Plants green to yellowish green or dark red, with 2 growth stages; plants fertile only in mature stage, generally in late spring. Stems prostrate when immature, 1--3 cm, internodes elongate to 5 mm, becoming nearly erect to 5 cm or more when mature and crowded. Hairs on upper leaf lobes strictly unicellular. Megaspores warty with raised angular bumps, each with a tangle of filaments. Azolla filiculoides is cold tolerant, surviving even in fragmented parts under thin ice. It usually reaches a climax population in late spring, becomes fertile, collapses, and is replaced by other more heat-tolerant aquatics such as Lemna spp. Hybrids between this species (male) and A . microphylla Kaulfuss (female), a species of Central America, South America, and the West Indies, have been reported (Do V. C. et al. 1989). V. M. Bates and E. T. Browne (1981) reported A . filiculoides from Georgia, far removed from its main range in western North America. The most likely explanation is that the plants represent escapes from horticulture.

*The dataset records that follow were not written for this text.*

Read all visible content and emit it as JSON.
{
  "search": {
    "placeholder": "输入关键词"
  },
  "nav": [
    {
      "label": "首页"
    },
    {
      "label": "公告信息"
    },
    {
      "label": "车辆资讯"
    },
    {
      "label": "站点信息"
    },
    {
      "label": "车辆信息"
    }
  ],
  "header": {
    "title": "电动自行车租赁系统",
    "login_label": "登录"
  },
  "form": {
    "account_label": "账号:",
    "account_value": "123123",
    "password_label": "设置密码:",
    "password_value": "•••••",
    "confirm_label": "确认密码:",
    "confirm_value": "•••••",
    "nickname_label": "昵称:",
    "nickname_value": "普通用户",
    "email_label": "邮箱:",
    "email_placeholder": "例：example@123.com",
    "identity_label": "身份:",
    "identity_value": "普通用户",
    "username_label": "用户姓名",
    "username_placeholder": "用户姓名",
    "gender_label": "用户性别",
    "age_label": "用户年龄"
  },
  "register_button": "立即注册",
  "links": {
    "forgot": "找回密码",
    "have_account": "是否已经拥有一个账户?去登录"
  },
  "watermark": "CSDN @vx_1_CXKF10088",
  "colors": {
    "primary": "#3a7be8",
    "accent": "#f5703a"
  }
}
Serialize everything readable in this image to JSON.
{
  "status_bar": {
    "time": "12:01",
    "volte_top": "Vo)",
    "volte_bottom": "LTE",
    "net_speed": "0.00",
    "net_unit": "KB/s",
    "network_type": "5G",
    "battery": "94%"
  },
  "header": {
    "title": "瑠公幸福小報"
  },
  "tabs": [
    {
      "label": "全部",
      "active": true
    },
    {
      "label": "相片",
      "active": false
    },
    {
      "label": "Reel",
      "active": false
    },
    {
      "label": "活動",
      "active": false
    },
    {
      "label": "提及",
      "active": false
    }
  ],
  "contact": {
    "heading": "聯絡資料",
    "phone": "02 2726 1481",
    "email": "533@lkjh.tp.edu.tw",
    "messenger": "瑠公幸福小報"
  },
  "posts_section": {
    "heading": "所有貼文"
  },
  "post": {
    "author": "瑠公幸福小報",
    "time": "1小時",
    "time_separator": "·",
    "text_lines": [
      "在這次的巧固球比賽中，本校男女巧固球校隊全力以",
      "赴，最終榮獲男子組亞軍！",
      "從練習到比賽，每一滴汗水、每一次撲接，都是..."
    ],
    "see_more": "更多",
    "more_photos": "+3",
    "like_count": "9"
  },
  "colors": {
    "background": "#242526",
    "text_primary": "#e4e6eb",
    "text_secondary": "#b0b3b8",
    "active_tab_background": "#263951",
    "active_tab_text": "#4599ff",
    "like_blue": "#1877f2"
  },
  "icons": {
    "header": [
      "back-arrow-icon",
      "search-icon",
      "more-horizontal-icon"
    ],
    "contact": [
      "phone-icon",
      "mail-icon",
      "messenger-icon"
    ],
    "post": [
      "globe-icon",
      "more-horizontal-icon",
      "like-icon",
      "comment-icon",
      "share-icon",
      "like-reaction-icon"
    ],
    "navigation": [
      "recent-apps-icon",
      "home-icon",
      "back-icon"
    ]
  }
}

PLANT: 0.7-3.0 cm long, sometimes to 5 cm in cultivation (Fig. 3). STEMS: glabrous. FLOATING LEAF LOBES: 0.5-0.8 mm long, somewhat convex, usually with hyaline or reddish margins (turning entirely dull reddish brown in the autumn), the minute adaxial trichomes 1-celled. MEGASPORES with the hemispherical portion having irregularly confluent, angular papillae, sometimes appearing irregularly pitted, also sparsely to moderately tomentose with long, loosely curled trichomes; the collar somewhat concave, glabrous, the cap appearing fibrous. GLOCHIDIA: with an average of 3-5 crosswalls. 2n = 44, 66. NOTES: Ponds, lakes, and backwaters of rivers, in still or sluggish water, sometimes stranded on mud: Cochise, Coconino, Graham, Greenlee, La Paz, Maricopa, Mohave, Pima, Pinal, Santa Cruz cos. (Fig. 1; also reported, but not vouchered, from Yuma Co.); 600-1200 m (2000-4000 ft); WA to CA and AZ, w Can., Mex., s to S. Amer.; introduced in HI and the Old World.Populations of A. filiculoides in Arizona are uncommon and sporadic. Waterfowl move the plants around and eventually it may be discovered at other sites in the state. REFERENCES: G.Yatskievych and M.D. Windham, 2008, Vascular Plants of Arizona: Azollaceae. CANOTIA 4 (2): 31-34.